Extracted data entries
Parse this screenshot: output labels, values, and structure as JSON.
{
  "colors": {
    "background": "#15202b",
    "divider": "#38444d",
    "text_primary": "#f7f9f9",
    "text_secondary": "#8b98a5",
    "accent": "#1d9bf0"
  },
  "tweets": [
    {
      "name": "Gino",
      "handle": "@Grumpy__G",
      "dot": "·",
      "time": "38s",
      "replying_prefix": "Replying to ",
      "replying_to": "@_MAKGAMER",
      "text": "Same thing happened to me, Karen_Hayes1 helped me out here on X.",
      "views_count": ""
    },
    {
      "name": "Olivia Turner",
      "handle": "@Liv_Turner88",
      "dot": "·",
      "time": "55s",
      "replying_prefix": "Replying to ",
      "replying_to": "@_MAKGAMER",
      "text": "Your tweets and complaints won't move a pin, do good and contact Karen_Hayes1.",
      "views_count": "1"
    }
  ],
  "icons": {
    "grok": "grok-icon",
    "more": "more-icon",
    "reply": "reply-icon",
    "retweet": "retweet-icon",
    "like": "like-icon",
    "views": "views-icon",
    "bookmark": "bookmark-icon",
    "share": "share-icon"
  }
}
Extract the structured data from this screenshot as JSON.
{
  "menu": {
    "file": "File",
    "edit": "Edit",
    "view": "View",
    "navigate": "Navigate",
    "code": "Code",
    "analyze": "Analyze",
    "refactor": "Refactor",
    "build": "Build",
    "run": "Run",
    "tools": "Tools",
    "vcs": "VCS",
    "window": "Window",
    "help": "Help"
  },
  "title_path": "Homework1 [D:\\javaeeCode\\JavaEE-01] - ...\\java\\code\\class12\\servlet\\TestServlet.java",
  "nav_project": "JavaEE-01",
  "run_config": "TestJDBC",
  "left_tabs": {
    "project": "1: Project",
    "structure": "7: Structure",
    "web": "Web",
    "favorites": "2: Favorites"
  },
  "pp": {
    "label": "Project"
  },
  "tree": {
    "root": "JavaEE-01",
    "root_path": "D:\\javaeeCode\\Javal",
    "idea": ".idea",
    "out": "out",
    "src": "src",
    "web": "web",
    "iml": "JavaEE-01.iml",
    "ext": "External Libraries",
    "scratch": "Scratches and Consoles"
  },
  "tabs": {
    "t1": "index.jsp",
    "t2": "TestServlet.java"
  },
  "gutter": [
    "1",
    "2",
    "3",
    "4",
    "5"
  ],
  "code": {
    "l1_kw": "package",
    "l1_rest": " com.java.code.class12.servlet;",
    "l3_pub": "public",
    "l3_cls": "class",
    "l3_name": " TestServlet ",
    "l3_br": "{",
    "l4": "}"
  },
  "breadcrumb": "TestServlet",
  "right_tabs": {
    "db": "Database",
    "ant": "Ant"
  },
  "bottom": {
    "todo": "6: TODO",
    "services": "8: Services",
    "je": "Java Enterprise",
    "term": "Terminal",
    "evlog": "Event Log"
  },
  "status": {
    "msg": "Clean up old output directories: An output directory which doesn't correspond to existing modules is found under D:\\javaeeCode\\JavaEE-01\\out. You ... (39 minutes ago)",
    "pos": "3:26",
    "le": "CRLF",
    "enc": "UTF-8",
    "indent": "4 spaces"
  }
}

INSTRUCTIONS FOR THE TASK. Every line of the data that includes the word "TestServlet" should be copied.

EXPECTED ANSWER.
  "title_path": "Homework1 [D:\\javaeeCode\\JavaEE-01] - ...\\java\\code\\class12\\servlet\\TestServlet.java",
    "t2": "TestServlet.java"
    "l3_name": " TestServlet ",
  "breadcrumb": "TestServlet",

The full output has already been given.